Should You Consolidate your Student Loans?
One of the impacts of the increasing cost of higher education is the increase in the total student loans college graduates are saddled with. For those that used student loans to help pay for college, the average indebtedness rose above $35,000 in 2015. That’s up from roughly $20,000 per borrower that was the case 10 years earlier in 2005.
As a result, students and parents are looking into what options they have. For the purposes of this article, we’ll take a look at how to determine whether or not you should consolidate your federal student loans. I know, many have private student loans in addition to their federal debt. However, private student loans and federal student loans can’t be consolidated together. This is why we’ll focus on federal loans.
The major benefit to consolidating federal student loans, in a majority of cases, is going to be convenience. Students wrack up multiple loans over their college career, resulting in different interest rates and potentially multiple lenders to be repaid. Consolidation of federal student loans results in one payment to one lender at one interest rate.

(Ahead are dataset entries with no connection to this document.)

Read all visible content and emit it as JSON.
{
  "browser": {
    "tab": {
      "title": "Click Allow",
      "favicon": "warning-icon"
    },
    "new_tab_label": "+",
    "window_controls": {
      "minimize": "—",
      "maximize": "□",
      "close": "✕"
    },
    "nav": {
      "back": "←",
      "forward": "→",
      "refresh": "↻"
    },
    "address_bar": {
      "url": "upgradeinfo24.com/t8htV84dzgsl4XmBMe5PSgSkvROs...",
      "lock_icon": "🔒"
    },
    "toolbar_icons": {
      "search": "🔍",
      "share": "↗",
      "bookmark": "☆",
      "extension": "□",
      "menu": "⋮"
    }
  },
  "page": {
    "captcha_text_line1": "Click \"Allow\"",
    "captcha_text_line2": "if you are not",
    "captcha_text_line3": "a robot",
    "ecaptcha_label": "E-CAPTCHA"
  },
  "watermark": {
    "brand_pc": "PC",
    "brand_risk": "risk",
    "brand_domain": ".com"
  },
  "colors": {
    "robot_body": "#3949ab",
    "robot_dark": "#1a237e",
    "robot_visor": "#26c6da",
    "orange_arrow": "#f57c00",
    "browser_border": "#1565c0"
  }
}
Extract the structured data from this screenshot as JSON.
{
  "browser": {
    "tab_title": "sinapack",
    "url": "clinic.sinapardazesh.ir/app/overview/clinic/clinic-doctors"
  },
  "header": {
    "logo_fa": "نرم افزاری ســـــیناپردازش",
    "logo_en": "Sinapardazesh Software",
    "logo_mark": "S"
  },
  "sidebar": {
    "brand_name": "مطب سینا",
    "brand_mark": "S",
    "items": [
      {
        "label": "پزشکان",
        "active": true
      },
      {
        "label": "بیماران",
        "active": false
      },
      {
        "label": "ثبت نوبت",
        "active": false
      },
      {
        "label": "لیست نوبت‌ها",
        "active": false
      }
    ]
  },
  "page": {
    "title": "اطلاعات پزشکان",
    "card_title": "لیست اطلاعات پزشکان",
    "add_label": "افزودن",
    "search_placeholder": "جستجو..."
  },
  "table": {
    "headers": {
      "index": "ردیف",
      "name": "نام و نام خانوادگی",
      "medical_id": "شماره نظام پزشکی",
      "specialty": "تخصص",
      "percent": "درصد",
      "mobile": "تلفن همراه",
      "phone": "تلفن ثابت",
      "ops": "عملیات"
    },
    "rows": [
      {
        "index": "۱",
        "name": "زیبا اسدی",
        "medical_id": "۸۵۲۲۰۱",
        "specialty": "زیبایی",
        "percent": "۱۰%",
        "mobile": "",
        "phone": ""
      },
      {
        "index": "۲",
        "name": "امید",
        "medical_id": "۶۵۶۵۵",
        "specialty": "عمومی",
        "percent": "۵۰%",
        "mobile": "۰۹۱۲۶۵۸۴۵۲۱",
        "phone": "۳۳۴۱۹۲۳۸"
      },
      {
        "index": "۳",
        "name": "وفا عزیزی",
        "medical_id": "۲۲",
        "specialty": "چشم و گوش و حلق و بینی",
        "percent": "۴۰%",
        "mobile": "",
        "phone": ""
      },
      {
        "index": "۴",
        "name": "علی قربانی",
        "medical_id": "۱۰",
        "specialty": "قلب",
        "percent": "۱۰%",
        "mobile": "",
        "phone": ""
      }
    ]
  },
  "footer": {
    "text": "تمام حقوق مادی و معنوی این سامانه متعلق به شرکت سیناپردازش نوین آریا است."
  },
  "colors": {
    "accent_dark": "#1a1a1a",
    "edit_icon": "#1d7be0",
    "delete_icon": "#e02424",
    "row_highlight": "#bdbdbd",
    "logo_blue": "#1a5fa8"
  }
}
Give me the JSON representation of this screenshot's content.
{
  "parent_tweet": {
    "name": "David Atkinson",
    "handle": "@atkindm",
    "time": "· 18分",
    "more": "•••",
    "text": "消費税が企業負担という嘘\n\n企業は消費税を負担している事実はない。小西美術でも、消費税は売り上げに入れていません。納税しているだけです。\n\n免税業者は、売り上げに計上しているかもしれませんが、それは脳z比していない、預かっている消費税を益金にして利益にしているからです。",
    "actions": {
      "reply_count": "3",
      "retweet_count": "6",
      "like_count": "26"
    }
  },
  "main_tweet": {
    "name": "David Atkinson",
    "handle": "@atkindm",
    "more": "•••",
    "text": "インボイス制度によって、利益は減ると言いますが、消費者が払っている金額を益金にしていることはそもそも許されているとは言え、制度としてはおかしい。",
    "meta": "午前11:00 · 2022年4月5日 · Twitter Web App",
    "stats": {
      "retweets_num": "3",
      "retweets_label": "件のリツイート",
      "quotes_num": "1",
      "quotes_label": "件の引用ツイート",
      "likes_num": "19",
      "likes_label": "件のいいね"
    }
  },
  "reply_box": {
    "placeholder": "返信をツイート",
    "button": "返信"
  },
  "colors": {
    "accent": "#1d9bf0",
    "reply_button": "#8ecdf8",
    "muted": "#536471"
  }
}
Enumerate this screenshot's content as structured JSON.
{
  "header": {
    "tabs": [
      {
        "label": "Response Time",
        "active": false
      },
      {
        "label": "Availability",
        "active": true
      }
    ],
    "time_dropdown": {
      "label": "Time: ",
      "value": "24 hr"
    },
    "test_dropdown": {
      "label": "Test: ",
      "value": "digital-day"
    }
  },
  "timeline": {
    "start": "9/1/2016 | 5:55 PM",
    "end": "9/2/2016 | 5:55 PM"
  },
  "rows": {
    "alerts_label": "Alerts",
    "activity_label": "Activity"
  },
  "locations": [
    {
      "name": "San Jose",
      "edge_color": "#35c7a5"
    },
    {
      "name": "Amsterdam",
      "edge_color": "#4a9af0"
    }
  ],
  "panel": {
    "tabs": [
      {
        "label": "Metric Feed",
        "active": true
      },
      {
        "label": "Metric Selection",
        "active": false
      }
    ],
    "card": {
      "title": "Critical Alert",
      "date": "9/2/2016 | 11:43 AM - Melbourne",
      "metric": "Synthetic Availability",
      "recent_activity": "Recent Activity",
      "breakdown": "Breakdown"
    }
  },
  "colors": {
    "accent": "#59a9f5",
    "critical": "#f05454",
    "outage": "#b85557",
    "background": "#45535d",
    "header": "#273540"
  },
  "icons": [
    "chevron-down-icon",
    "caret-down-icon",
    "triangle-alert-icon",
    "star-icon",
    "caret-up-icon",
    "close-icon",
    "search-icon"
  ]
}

While this convenience alone can certainly be worthwhile for students, there isn’t a real financial benefit to consolidating federal student loans. When a loan is consolidated, an average interest rate is determined for the total amount of your aggregated loan. This is different from a refinance where borrowers could come away with a lower interest rate. Also, federal student loans are and have been issued at fixed interest rates for some time, removing the potential benefit of taking variable interest rate loans and making them fixed as some private loan consolidation offers.
When it comes to repayment strategy, forgoing consolidation actually provides students with additional flexibility. With multiple smaller loans as opposed to one large loan, students are able to identify a loan that they can put more money toward beyond the minimum requirement while paying the minimum on their other loans. This continues until the targeted loan is paid off, at which point the student takes the money that was targeted toward the paid-off loan and starts using it to pay off the next loan they identify. There are several ways to target a loan for additional payments. Here is an article discussing the three most common strategies. While this discusses credit card debt, the same ideas can be used when it comes to student loans.
Instead of consolidation, some students would be better off looking into programs that lower their required repayments, such as income-based repayment. This can provide students with a new monthly minimum repayment commitment, or even extended deferment, commensurate to the student’s income. Here’s additional information on income-driven repayment plans.